(Component data from apps and pages)
···

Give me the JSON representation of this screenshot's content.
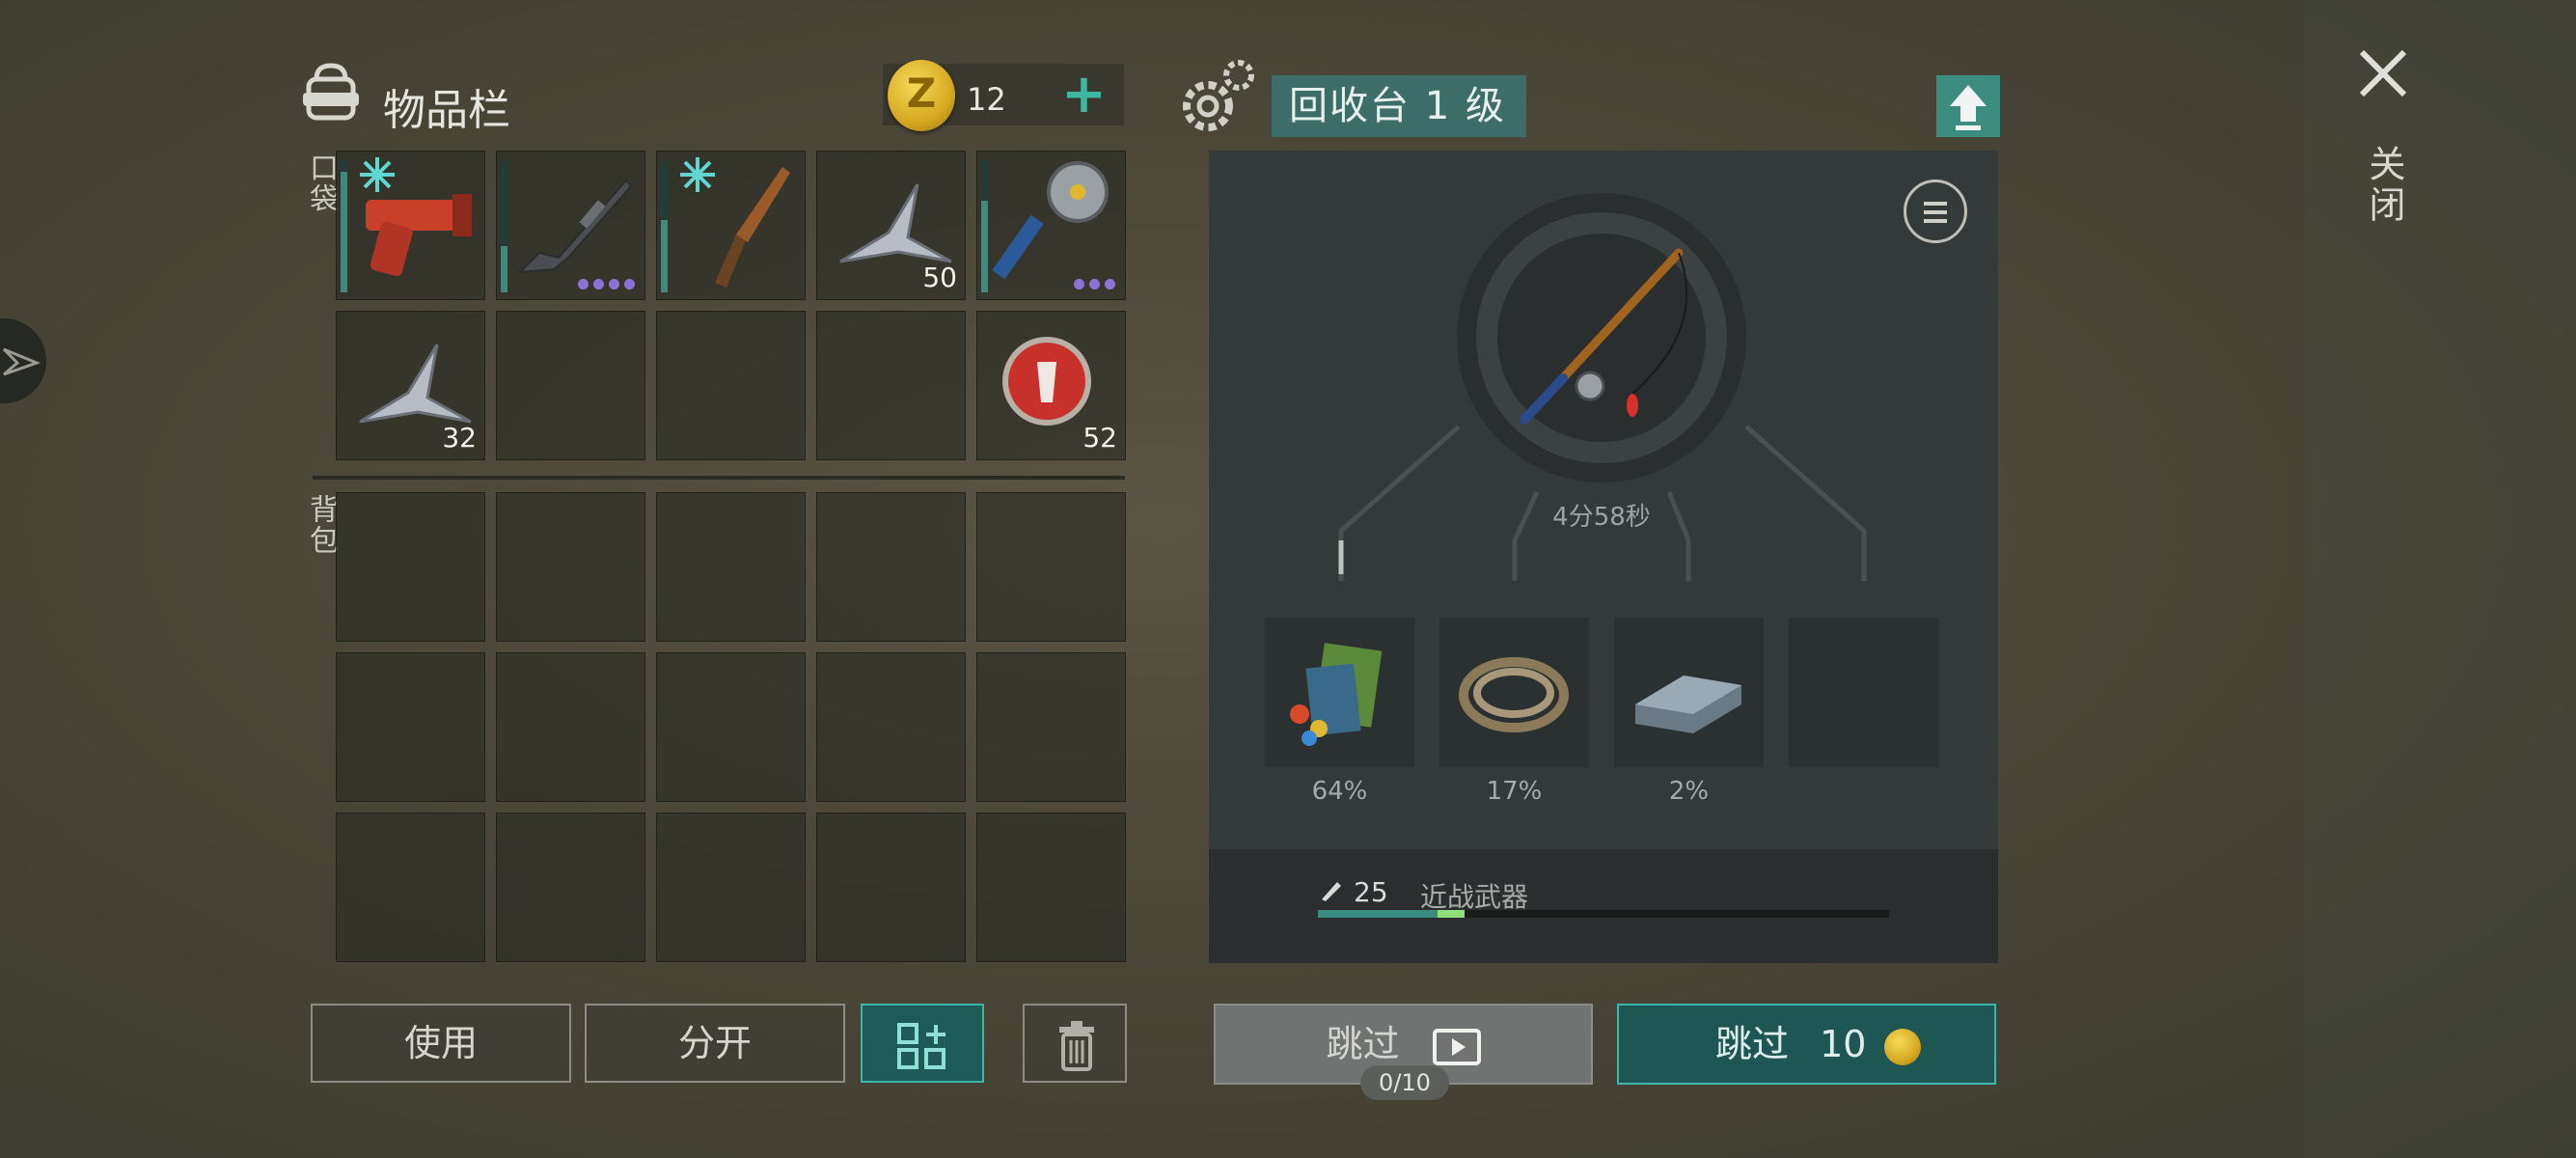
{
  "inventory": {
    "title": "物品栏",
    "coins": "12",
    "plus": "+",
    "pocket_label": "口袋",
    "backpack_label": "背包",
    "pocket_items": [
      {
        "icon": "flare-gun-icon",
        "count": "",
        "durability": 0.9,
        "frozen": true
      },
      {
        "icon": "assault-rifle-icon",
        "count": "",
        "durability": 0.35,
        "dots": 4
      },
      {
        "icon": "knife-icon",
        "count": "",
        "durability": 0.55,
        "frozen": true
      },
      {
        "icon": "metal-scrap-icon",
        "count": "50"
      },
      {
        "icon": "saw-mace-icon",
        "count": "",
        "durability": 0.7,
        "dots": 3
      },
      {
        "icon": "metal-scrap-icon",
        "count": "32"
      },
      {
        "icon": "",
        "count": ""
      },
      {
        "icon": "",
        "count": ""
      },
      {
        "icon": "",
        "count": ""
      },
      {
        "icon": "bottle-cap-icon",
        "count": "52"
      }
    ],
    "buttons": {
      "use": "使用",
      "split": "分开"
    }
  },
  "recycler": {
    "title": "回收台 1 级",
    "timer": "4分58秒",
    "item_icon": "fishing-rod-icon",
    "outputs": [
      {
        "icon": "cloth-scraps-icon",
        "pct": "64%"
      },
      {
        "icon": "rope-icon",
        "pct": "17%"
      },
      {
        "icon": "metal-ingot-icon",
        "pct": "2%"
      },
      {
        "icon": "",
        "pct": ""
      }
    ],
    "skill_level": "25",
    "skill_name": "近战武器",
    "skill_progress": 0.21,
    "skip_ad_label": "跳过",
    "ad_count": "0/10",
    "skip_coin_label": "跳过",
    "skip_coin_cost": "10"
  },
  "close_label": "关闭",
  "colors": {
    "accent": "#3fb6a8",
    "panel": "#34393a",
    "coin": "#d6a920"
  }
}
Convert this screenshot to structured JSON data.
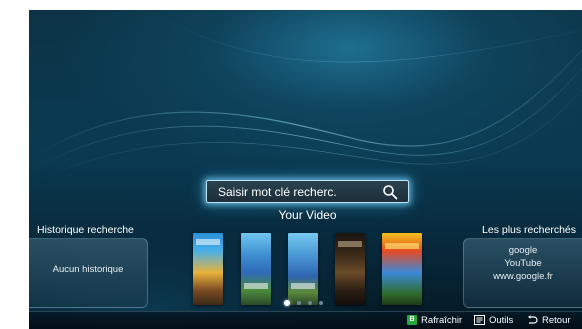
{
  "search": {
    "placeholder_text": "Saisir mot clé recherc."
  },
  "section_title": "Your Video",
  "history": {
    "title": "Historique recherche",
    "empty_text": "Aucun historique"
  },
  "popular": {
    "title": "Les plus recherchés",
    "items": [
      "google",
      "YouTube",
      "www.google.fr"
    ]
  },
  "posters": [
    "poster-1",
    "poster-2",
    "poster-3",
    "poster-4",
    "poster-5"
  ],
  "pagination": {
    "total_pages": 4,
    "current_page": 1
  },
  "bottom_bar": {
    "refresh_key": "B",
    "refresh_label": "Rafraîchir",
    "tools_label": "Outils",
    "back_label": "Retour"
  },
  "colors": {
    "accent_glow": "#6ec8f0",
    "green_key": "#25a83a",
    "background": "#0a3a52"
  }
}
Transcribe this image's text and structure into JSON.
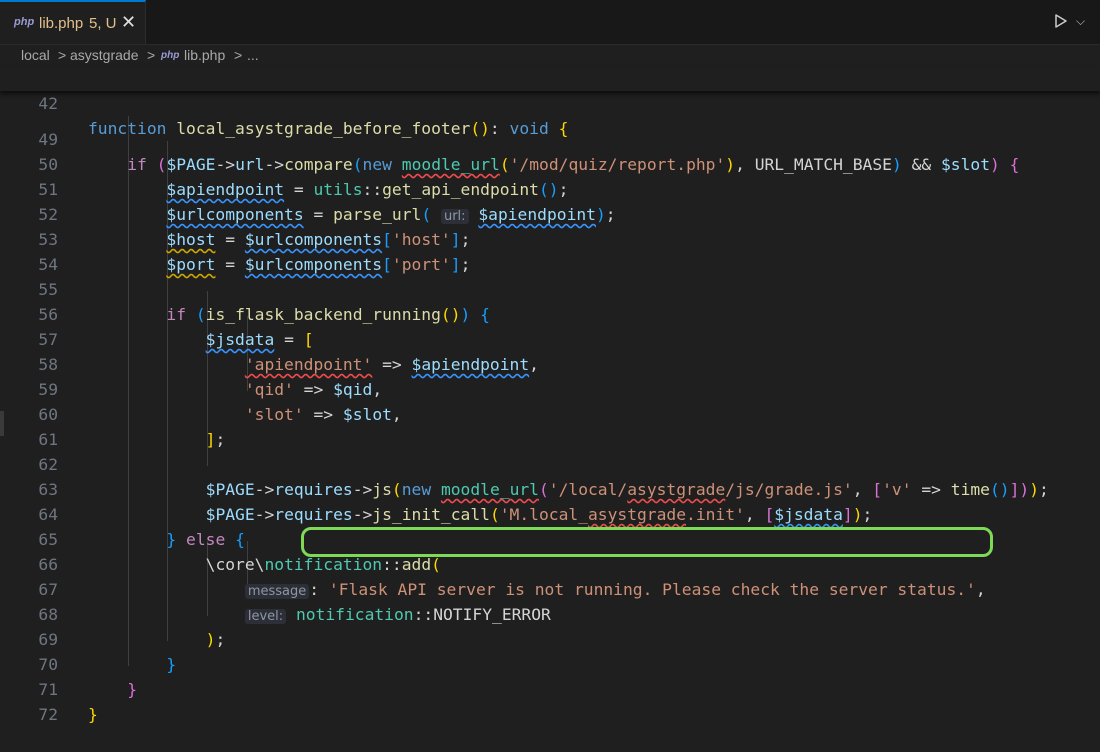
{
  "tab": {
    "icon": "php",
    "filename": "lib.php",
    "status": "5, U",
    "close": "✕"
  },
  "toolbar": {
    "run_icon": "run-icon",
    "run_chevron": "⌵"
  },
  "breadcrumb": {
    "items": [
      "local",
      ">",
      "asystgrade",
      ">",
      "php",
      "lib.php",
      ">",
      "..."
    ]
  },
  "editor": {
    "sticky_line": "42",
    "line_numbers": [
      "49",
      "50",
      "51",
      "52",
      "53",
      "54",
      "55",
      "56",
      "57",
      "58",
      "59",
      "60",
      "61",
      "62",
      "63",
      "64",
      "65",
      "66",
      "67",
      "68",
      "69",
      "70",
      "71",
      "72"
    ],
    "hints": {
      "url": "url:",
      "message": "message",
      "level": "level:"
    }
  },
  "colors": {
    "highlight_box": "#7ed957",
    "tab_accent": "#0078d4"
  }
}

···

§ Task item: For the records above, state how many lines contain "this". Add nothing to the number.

§ Answer to the exercise: 3